**Work required**
Below are the entries; tally the lines holding the string "title" and give only that figure.

**Task data**
╔══

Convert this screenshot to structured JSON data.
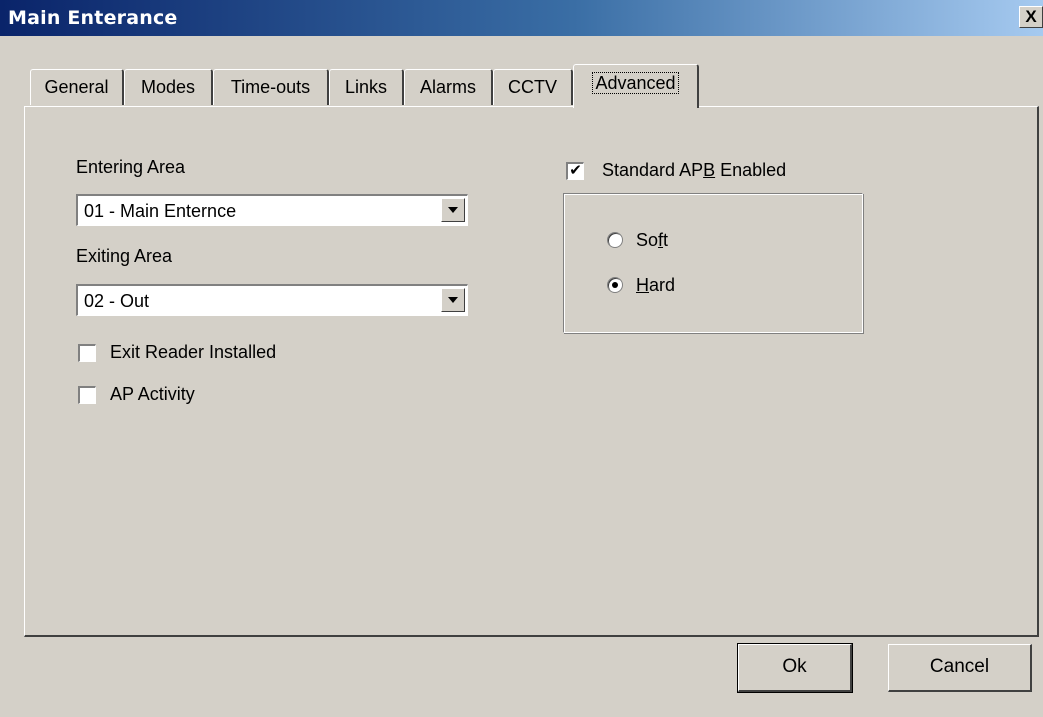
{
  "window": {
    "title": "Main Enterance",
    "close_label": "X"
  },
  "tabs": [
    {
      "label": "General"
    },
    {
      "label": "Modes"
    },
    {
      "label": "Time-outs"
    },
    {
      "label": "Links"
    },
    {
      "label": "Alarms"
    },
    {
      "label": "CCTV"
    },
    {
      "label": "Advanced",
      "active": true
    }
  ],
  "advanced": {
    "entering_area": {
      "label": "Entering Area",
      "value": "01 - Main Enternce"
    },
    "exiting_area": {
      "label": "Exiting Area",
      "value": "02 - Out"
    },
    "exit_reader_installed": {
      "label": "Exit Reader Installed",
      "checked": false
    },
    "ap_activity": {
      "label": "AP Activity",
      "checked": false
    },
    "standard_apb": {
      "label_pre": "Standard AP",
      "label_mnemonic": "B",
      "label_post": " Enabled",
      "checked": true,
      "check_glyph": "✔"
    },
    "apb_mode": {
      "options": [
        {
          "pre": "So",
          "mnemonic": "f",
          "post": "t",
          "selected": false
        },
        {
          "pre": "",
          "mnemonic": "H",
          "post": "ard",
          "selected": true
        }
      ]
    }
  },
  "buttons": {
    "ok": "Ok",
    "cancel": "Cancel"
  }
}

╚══
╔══

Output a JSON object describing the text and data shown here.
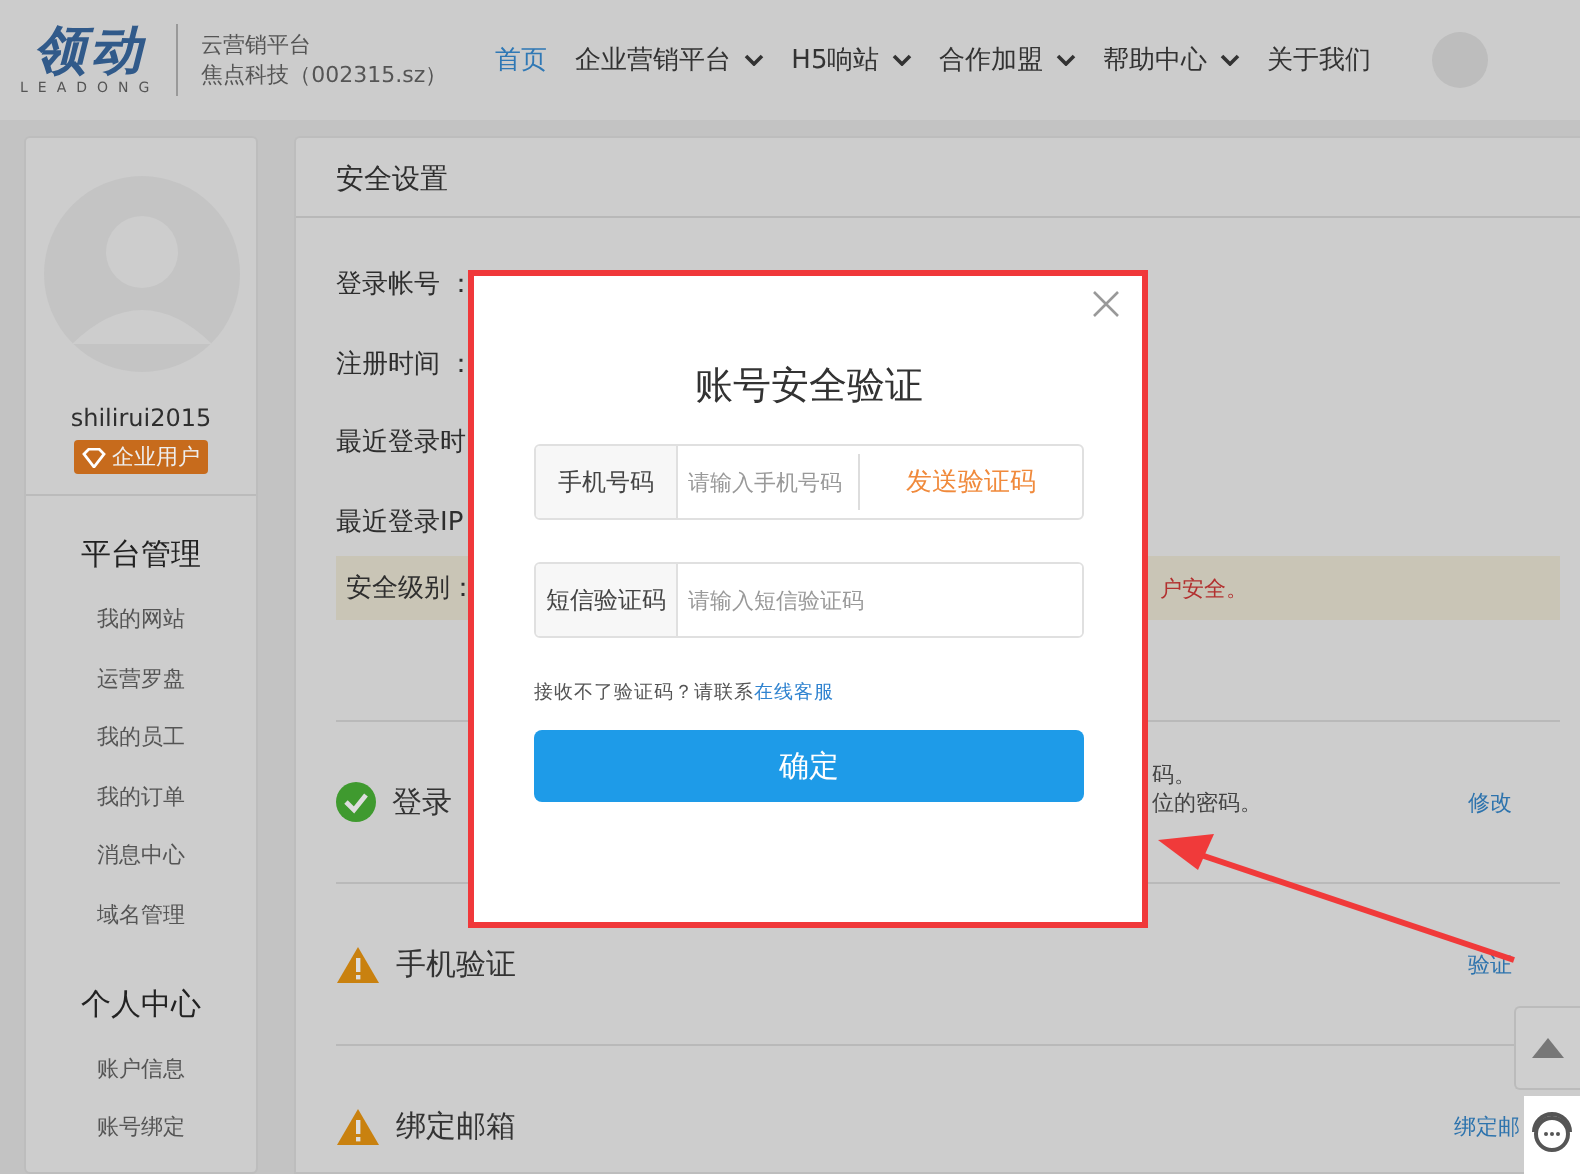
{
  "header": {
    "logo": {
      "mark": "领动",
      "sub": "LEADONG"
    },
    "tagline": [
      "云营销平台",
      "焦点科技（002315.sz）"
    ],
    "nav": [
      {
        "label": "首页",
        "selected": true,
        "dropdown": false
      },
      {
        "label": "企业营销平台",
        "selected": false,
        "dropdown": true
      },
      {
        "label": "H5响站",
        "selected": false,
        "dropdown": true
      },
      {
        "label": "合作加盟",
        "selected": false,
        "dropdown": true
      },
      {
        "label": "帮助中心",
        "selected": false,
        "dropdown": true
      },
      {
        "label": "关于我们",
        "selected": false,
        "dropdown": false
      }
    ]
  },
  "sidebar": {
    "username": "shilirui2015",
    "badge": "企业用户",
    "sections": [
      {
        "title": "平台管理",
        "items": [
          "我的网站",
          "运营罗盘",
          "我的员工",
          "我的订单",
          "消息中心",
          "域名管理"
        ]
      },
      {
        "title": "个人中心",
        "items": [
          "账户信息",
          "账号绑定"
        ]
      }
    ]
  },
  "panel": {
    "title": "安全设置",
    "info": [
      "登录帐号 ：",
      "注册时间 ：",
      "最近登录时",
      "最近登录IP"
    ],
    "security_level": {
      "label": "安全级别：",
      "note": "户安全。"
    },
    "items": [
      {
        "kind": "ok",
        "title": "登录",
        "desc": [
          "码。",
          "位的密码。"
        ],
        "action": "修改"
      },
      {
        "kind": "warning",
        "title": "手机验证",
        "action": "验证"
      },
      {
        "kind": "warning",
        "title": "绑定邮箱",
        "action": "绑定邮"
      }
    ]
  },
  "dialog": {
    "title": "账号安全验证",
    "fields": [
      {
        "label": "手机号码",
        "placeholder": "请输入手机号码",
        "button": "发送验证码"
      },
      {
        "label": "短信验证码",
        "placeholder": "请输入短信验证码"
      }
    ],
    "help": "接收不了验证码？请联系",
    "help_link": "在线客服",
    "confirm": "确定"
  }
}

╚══

**Your response**
8